The metaphor of writer as a miner is one that I like. We are digging in the sediment of our brains, hoping to connect with a golden idea, voice, or character and lug it up to the surface for all to see. In order to do so, we must first explore the frontier to find a good claim. We must imagine. We must dream up ideas. When we find ourselves fussing around someone else's tailings, trying to pick over what has already been done, we have only one directive that can help us: venture further, into the unknown. 

Once we do strike something promising, the writer must spend time in the mine. We have to improve our claim. We have to dig deep and scrape away anything that does not hold value. We have to constantly look at our findings away from the musty confines of the mine shaft to see how they hold the light of the sun, trying our best to divine whether they are pyrite or the real deal. If they're found to be false gold, we have a choice (which we have to trust our instincts on): dig deeper or pack it up and find a new vein. 

There is one major difference however between the miner and the writer: gold is gold. It will always be gold. It can be confused with other substances, but to an assayer it is unarguable. The writer is in a far more merciless profession (one that we have chosen, one that we have tirelessly chased, one that we have sacrificed comfort for). In our business what is gold to us is not always gold to others. Agents, editors, reviewers, readers might all look at it and shrug. They might say, "nothing special."

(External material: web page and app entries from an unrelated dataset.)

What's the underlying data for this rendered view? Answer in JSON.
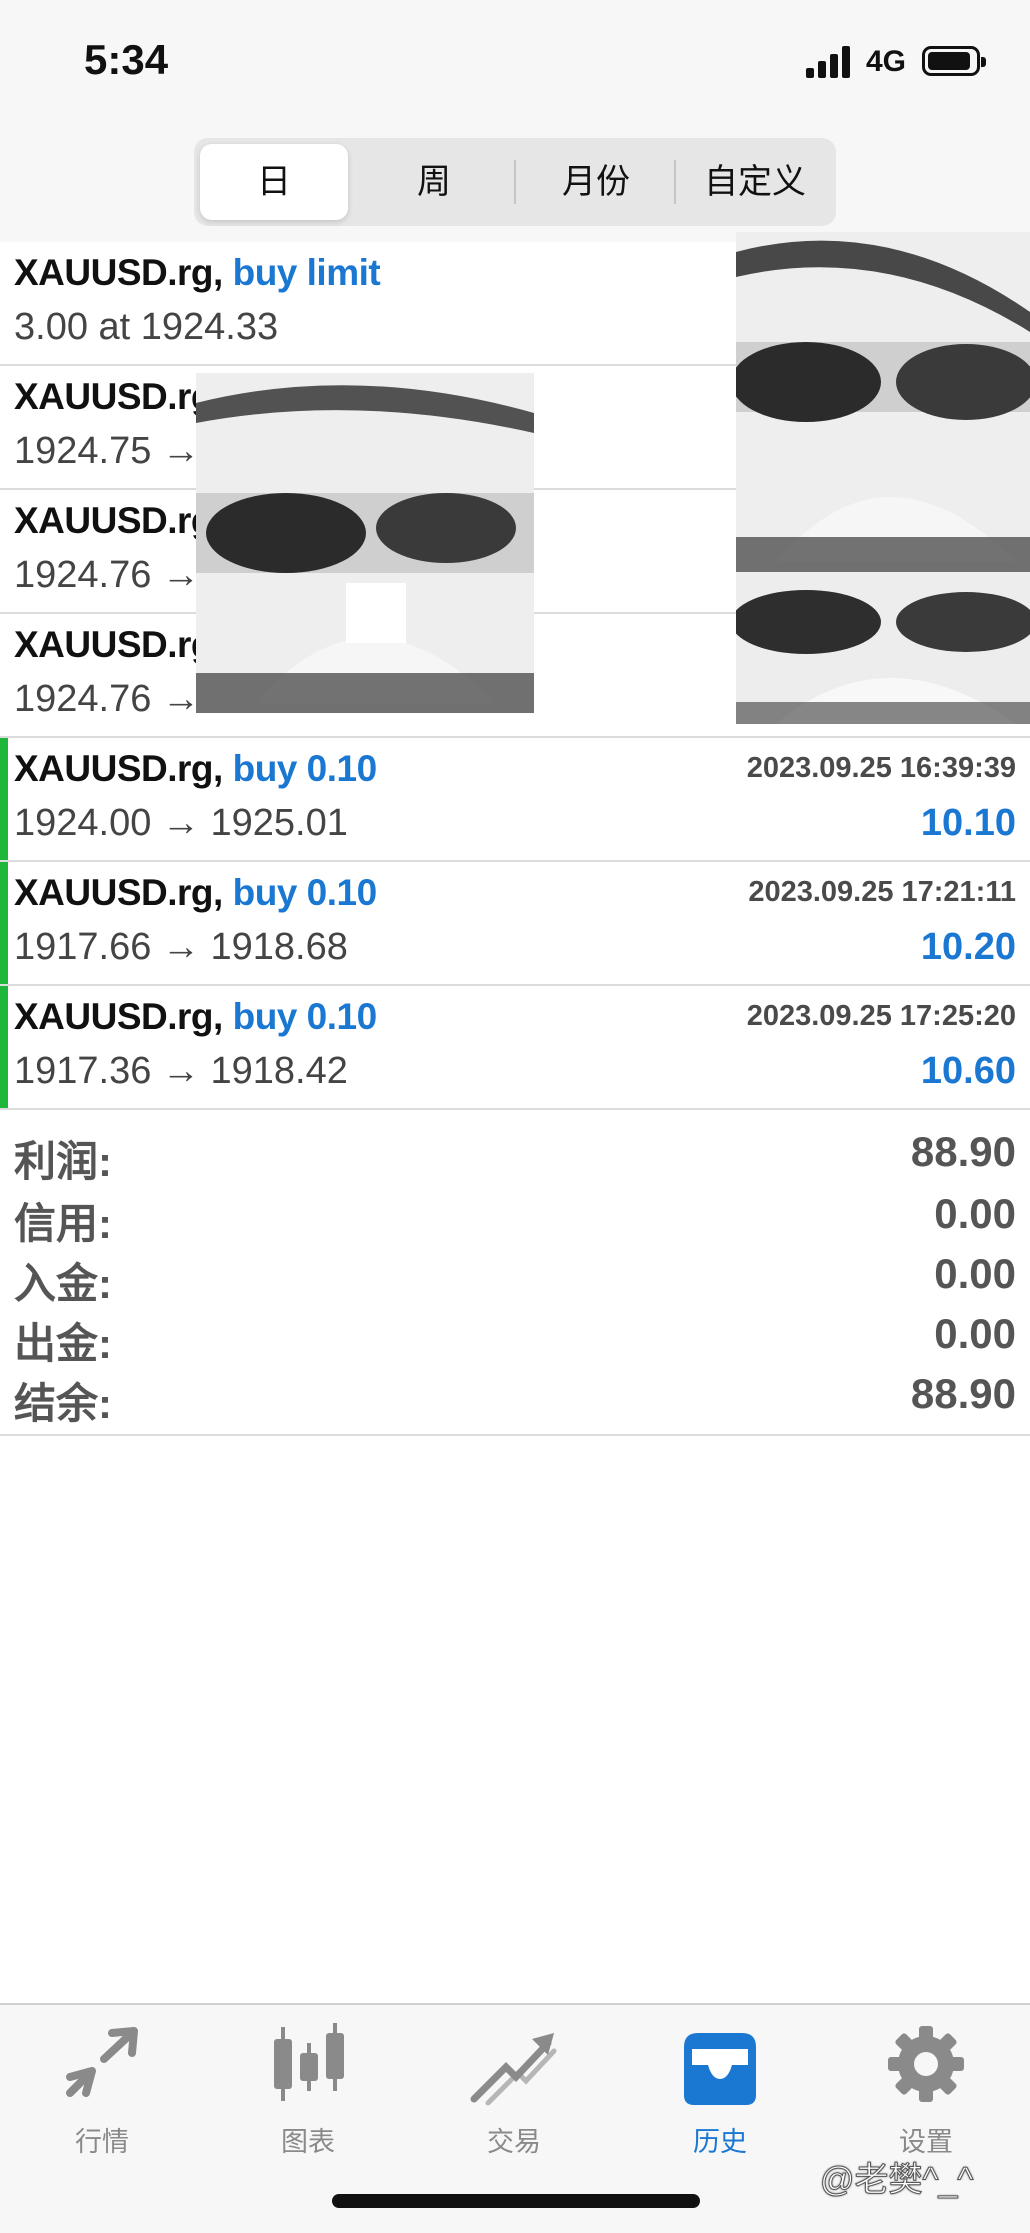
{
  "status_bar": {
    "time": "5:34",
    "network": "4G"
  },
  "tabs_period": {
    "options": [
      "日",
      "周",
      "月份",
      "自定义"
    ],
    "selected": "日"
  },
  "orders": [
    {
      "symbol": "XAUUSD.rg,",
      "action": "buy limit",
      "price_line": "3.00 at 1924.33",
      "date": "",
      "profit": ""
    },
    {
      "symbol": "XAUUSD.rg",
      "action": "",
      "price_line": "1924.75 →",
      "date": "",
      "profit": ""
    },
    {
      "symbol": "XAUUSD.rg",
      "action": "",
      "price_line": "1924.76 →",
      "date": "",
      "profit": ""
    },
    {
      "symbol": "XAUUSD.rg",
      "action": "",
      "price_line": "1924.76 →",
      "date": "",
      "profit": ""
    },
    {
      "symbol": "XAUUSD.rg,",
      "action": "buy 0.10",
      "price_line": "1924.00 → 1925.01",
      "date": "2023.09.25 16:39:39",
      "profit": "10.10"
    },
    {
      "symbol": "XAUUSD.rg,",
      "action": "buy 0.10",
      "price_line": "1917.66 → 1918.68",
      "date": "2023.09.25 17:21:11",
      "profit": "10.20"
    },
    {
      "symbol": "XAUUSD.rg,",
      "action": "buy 0.10",
      "price_line": "1917.36 → 1918.42",
      "date": "2023.09.25 17:25:20",
      "profit": "10.60"
    }
  ],
  "summary": {
    "profit_label": "利润:",
    "profit_value": "88.90",
    "credit_label": "信用:",
    "credit_value": "0.00",
    "deposit_label": "入金:",
    "deposit_value": "0.00",
    "withdraw_label": "出金:",
    "withdraw_value": "0.00",
    "balance_label": "结余:",
    "balance_value": "88.90"
  },
  "tabbar": {
    "items": [
      {
        "label": "行情",
        "icon": "quotes-arrows-icon"
      },
      {
        "label": "图表",
        "icon": "candlestick-chart-icon"
      },
      {
        "label": "交易",
        "icon": "trade-chart-icon"
      },
      {
        "label": "历史",
        "icon": "history-inbox-icon"
      },
      {
        "label": "设置",
        "icon": "gear-icon"
      }
    ],
    "active": "历史"
  },
  "watermark": "@老樊^_^",
  "colors": {
    "accent": "#1a77d2",
    "green_marker": "#1fb73a",
    "text_gray": "#555555"
  }
}
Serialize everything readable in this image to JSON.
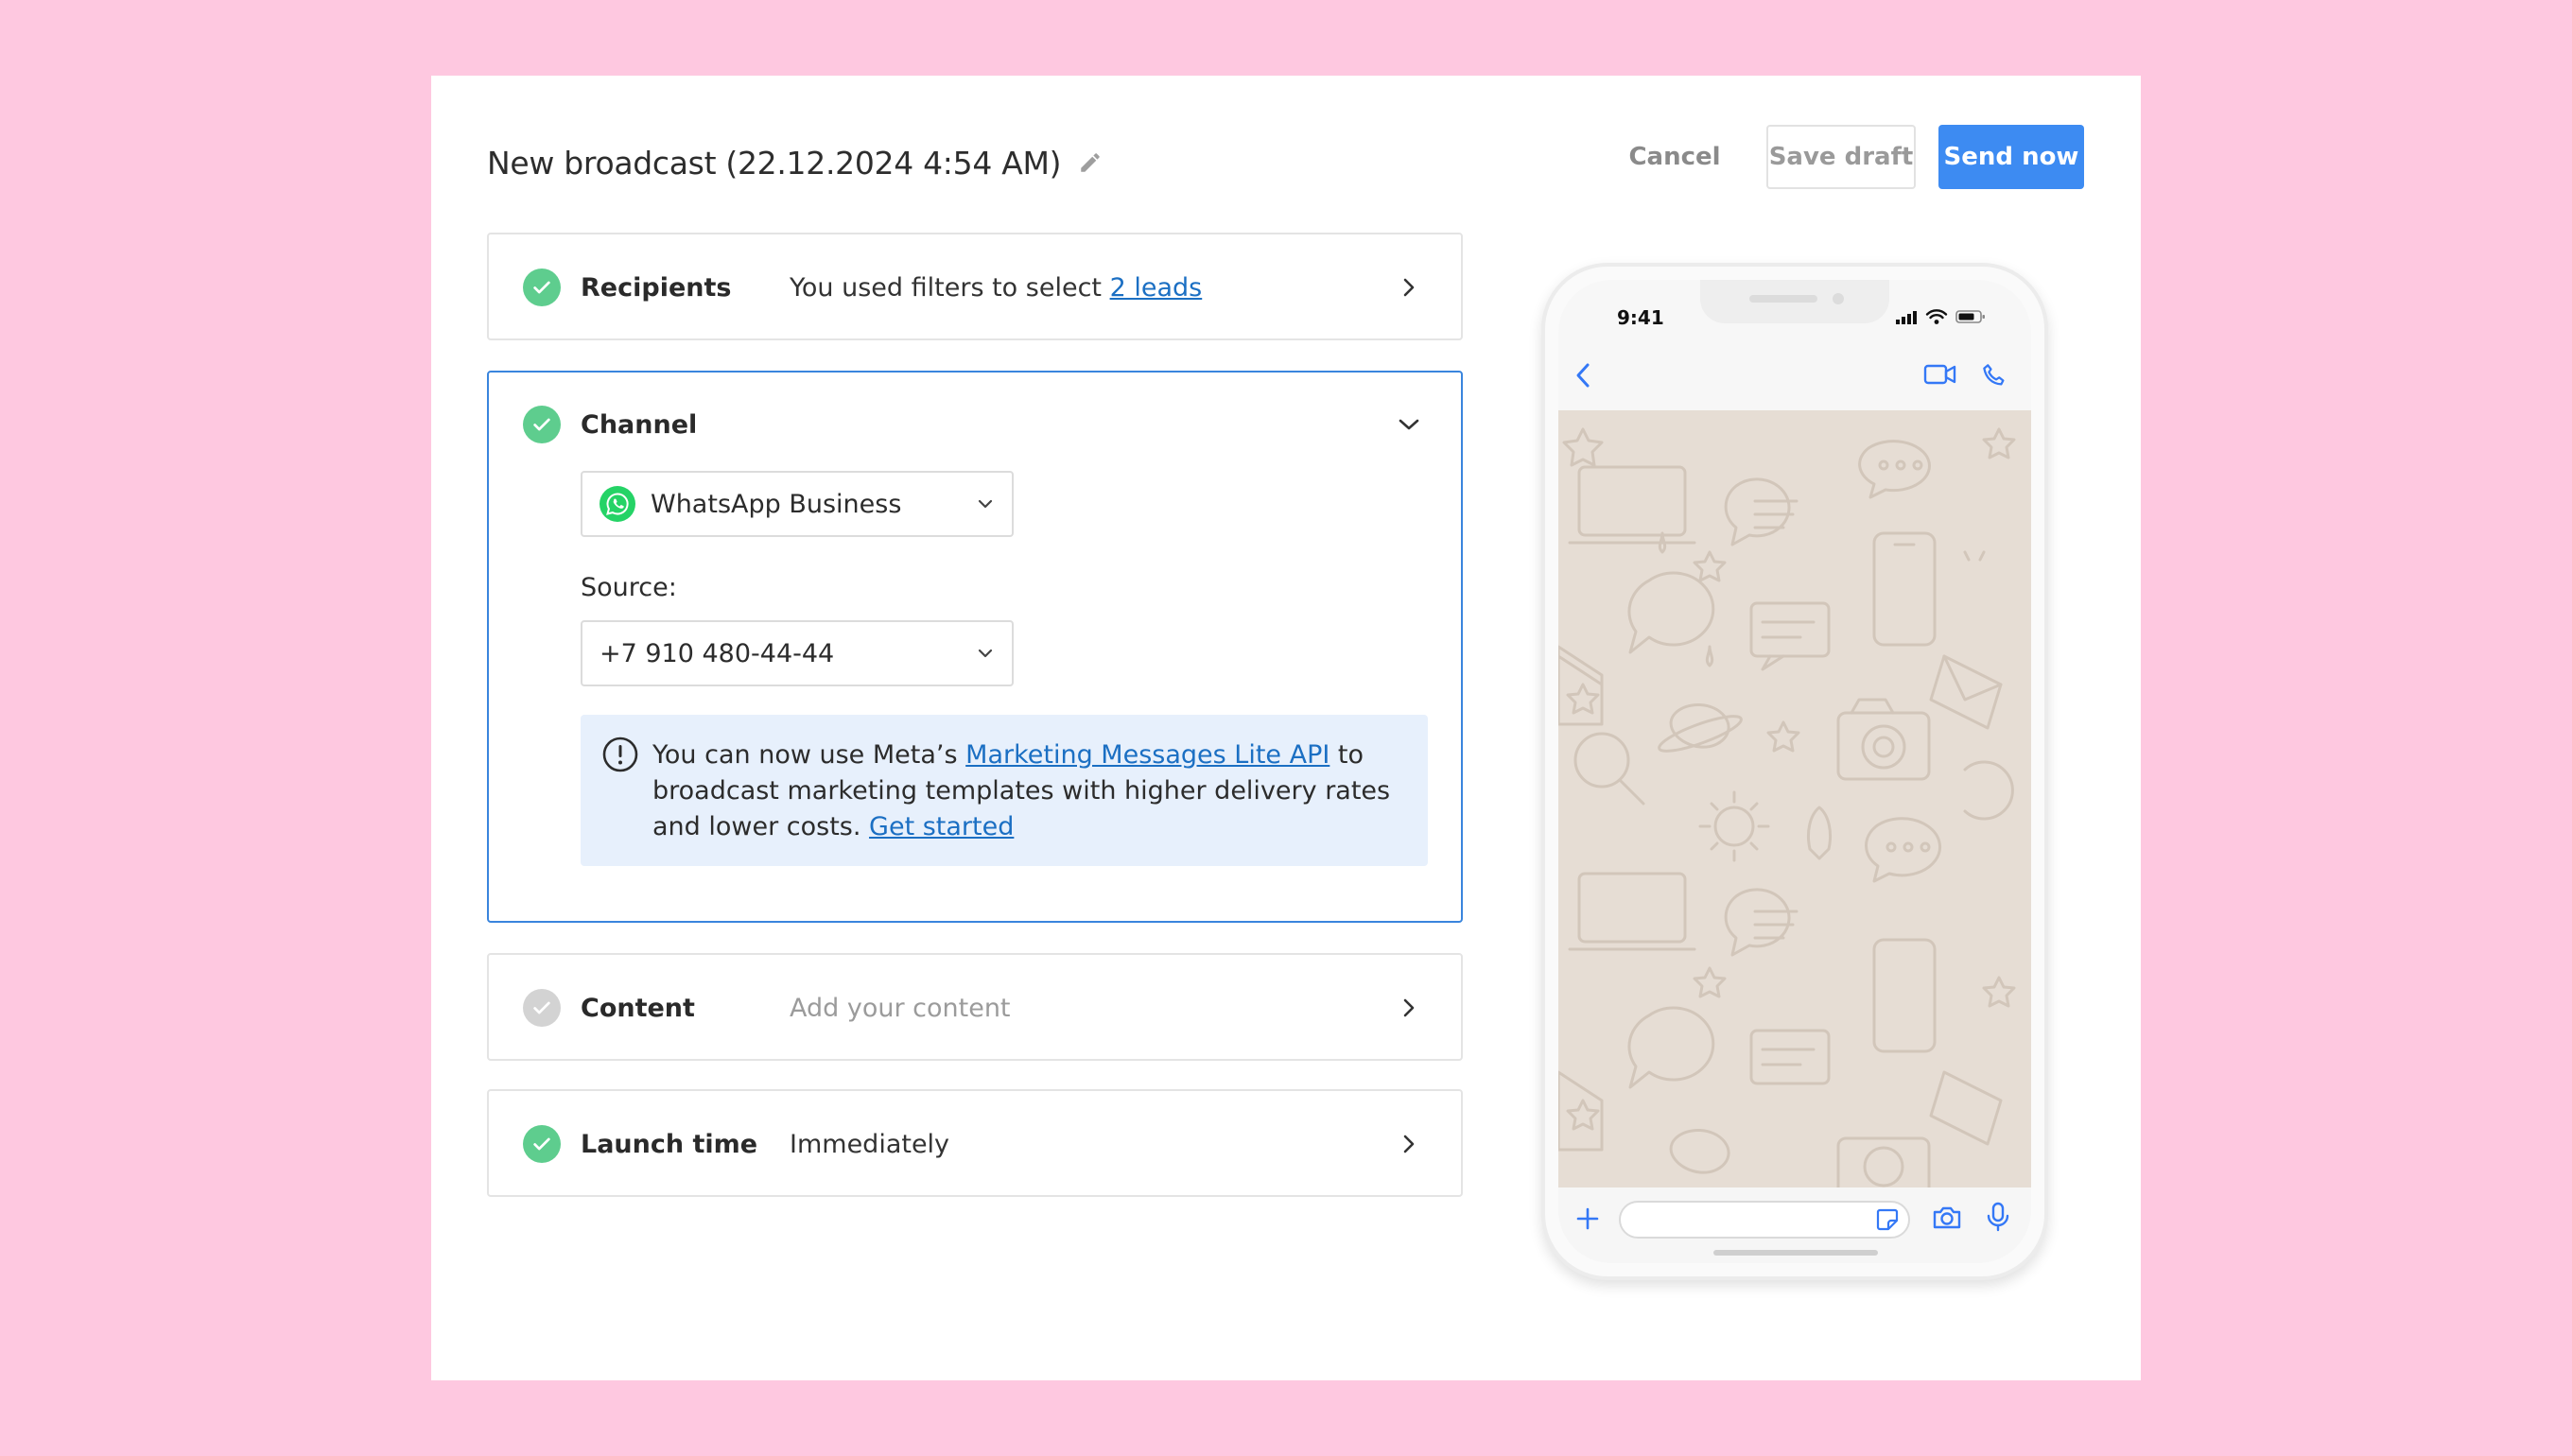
{
  "header": {
    "title": "New broadcast (22.12.2024 4:54 AM)",
    "cancel_label": "Cancel",
    "save_draft_label": "Save draft",
    "send_now_label": "Send now"
  },
  "steps": {
    "recipients": {
      "label": "Recipients",
      "summary_prefix": "You used filters to select ",
      "summary_link": "2 leads"
    },
    "channel": {
      "label": "Channel",
      "channel_value": "WhatsApp Business",
      "source_label": "Source:",
      "source_value": "+7 910 480-44-44",
      "info_prefix": "You can now use Meta’s ",
      "info_link": "Marketing Messages Lite API",
      "info_middle": " to broadcast marketing templates with higher delivery rates and lower costs. ",
      "info_cta": "Get started"
    },
    "content": {
      "label": "Content",
      "summary": "Add your content"
    },
    "launch": {
      "label": "Launch time",
      "summary": "Immediately"
    }
  },
  "phone": {
    "time": "9:41"
  },
  "colors": {
    "accent": "#3d8bf2",
    "success": "#5ecd8e",
    "whatsapp": "#25d366",
    "active_border": "#3a85dd",
    "background": "#fec8e0"
  }
}
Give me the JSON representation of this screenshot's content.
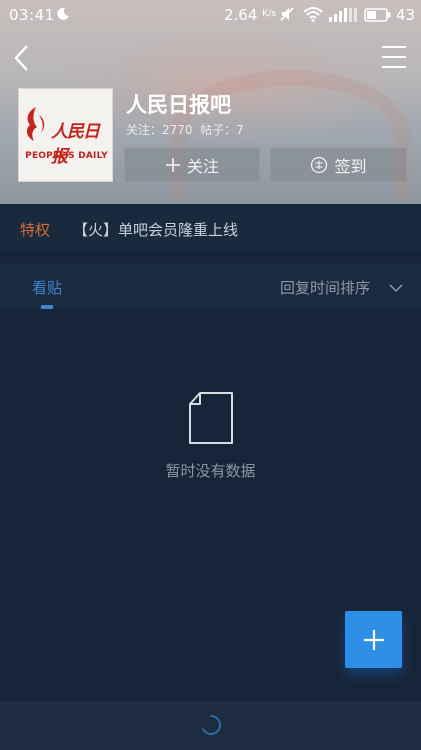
{
  "status_bar": {
    "time": "03:41",
    "net_speed": "2.64",
    "net_speed_unit": "K/s",
    "battery_level": "43",
    "icons": [
      "moon-icon",
      "mute-icon",
      "wifi-icon",
      "signal-icon",
      "battery-icon"
    ]
  },
  "header": {
    "back_icon": "chevron-left-icon",
    "menu_icon": "hamburger-menu-icon",
    "logo": {
      "cn_text": "人民日报",
      "en_text": "PEOPLE'S DAILY",
      "brand_color": "#c3241d"
    },
    "forum_name": "人民日报吧",
    "stats_text": "关注：2770  帖子：7",
    "follow_label": "关注",
    "signin_label": "签到"
  },
  "privilege": {
    "label": "特权",
    "text": "【火】单吧会员隆重上线",
    "label_color": "#d06a3a"
  },
  "tabs": {
    "active_label": "看贴",
    "sort_label": "回复时间排序",
    "accent_color": "#3f86d0"
  },
  "empty_state": {
    "icon": "document-icon",
    "message": "暂时没有数据"
  },
  "fab": {
    "icon": "plus-icon",
    "color": "#2f8ee6"
  },
  "bottom_bar": {
    "icon": "loading-spinner-icon"
  }
}
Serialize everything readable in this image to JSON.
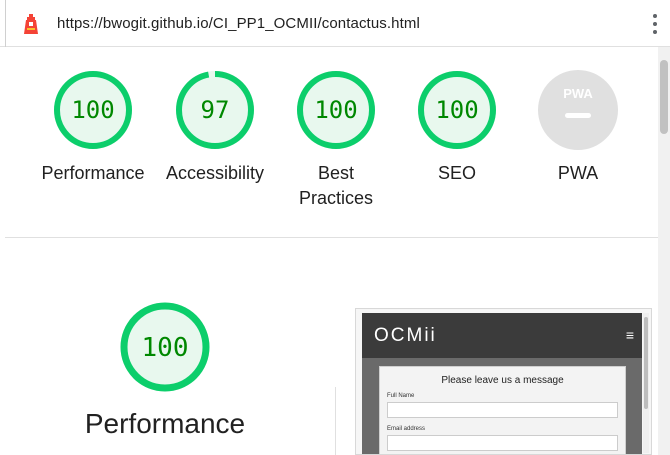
{
  "urlbar": {
    "url": "https://bwogit.github.io/CI_PP1_OCMII/contactus.html",
    "logo_icon": "lighthouse-icon",
    "menu_icon": "kebab-menu-icon"
  },
  "colors": {
    "pass": "#0cce6b",
    "pass_fill": "#e8f8ee",
    "pass_text": "#008800",
    "pwa_gray": "#e0e0e0",
    "logo": "#f44336"
  },
  "categories": [
    {
      "label": "Performance",
      "score": "100",
      "fraction": 1.0
    },
    {
      "label": "Accessibility",
      "score": "97",
      "fraction": 0.97
    },
    {
      "label": "Best\nPractices",
      "label_line1": "Best",
      "label_line2": "Practices",
      "score": "100",
      "fraction": 1.0
    },
    {
      "label": "SEO",
      "score": "100",
      "fraction": 1.0
    },
    {
      "label": "PWA",
      "badge_text": "PWA"
    }
  ],
  "performance_section": {
    "score": "100",
    "fraction": 1.0,
    "title": "Performance"
  },
  "screenshot": {
    "brand": "OCMii",
    "menu_glyph": "≡",
    "card_title": "Please leave us a message",
    "field1_label": "Full Name",
    "field2_label": "Email address"
  }
}
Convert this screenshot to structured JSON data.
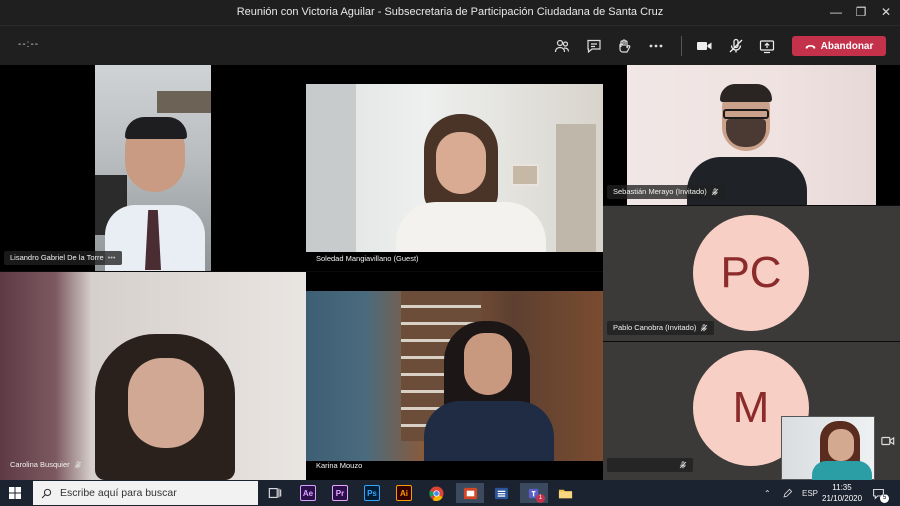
{
  "window": {
    "title": "Reunión con Victoria Aguilar - Subsecretaria de Participación Ciudadana de Santa Cruz",
    "minimize_icon": "minimize-icon",
    "maximize_icon": "maximize-icon",
    "close_icon": "close-icon"
  },
  "toolbar": {
    "timer": "--:--",
    "leave_label": "Abandonar",
    "icons": [
      "participants-icon",
      "chat-icon",
      "raise-hand-icon",
      "more-icon",
      "camera-icon",
      "mic-off-icon",
      "share-screen-icon"
    ],
    "leave_color": "#c4314b"
  },
  "participants": [
    {
      "name": "Lisandro Gabriel De la Torre",
      "more": "•••",
      "mic": "none"
    },
    {
      "name": "Soledad Mangiavillano (Guest)",
      "mic": "none"
    },
    {
      "name": "Sebastián Merayo (Invitado)",
      "mic": "muted"
    },
    {
      "name": "Pablo Canobra (Invitado)",
      "initials": "PC",
      "mic": "muted"
    },
    {
      "name": "Carolina Busquier",
      "mic": "muted"
    },
    {
      "name": "Karina Mouzo",
      "mic": "none"
    },
    {
      "name": "",
      "initials": "M",
      "mic": "muted"
    }
  ],
  "taskbar": {
    "search_placeholder": "Escribe aquí para buscar",
    "apps": [
      {
        "name": "Ae",
        "color": "#2a0f4a",
        "fg": "#d6a4ff"
      },
      {
        "name": "Pr",
        "color": "#2a0f4a",
        "fg": "#e6a8ff"
      },
      {
        "name": "Ps",
        "color": "#001d34",
        "fg": "#31a8ff"
      },
      {
        "name": "Ai",
        "color": "#330000",
        "fg": "#ff9a00"
      }
    ],
    "language": "ESP",
    "time": "11:35",
    "date": "21/10/2020",
    "notifications": "5",
    "teams_badge": "1"
  }
}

We might come to them with our gold and they might disagree about it's value.

The moment of truth.

It happens to everyone (if it hasn't happened to you, for God's sake don't tell anybody!). And when it does happen, or when the difficulties of the writer's life get too punishing to bear, we have a choice just like Clemens the miner did: pack it in or keep digging. 

Now, I have read all of the brilliant articles and controversial articles and click-bait articles on what "makes" a writer. I have heard self-styled purists say that writing can't be taught (if so, it is the only human activity in the history of time to hold this distinction). In my time as a writer I have taken risks, I have succeeded, and I have failed. I have had days where I thought I was holding the most brilliantly gleaming gold know to humankind, and I have had days in which I was sure—dead-set certain—that I'd given my life over to dredging up the lowest form of muck. 

And after all that, I have only one conclusion about what actually makes a writer: it is simply the willingness to wake up, cook a can of beans over the fire, pick up your worn out tools, and clamber back into the mine. 

Because, for all the hardships, it invigorates us.
Because, no matter how many times we consider getting our real estate license instead, we know that nothing else could provide such a rush. 
Because if we could give it up, the way Clemens gave up mining, we really might. 

But we can't give it up (just as author-Twain wrote to the very end). Even if it means working a second full time job to keep us in "writing money". Even if it means waking up before the kids in order to sneak some words in. 

We are writers. Hoping to strike gold in the metaphorical (and, in our moments of bold fantasy, the literal) sense, in love with the synapse-electrifying feeling that such intoxicating hope brings. We can tweet about the industry, or promotion techniques, or how it's getting more and more difficult and rare to strike something that truly shinesbut when the dissection of an un-dissectible industry is over and done there is only one thing to do. 

Get back in the mine. 

I'll see you down there friends. I'm staking a new claim today. Feels promising. 

Hopefully, unlike this photograph, the mines we writers explore aren't filled exclusively with white, bearded men. #WENEEDDIVERSEBOOKS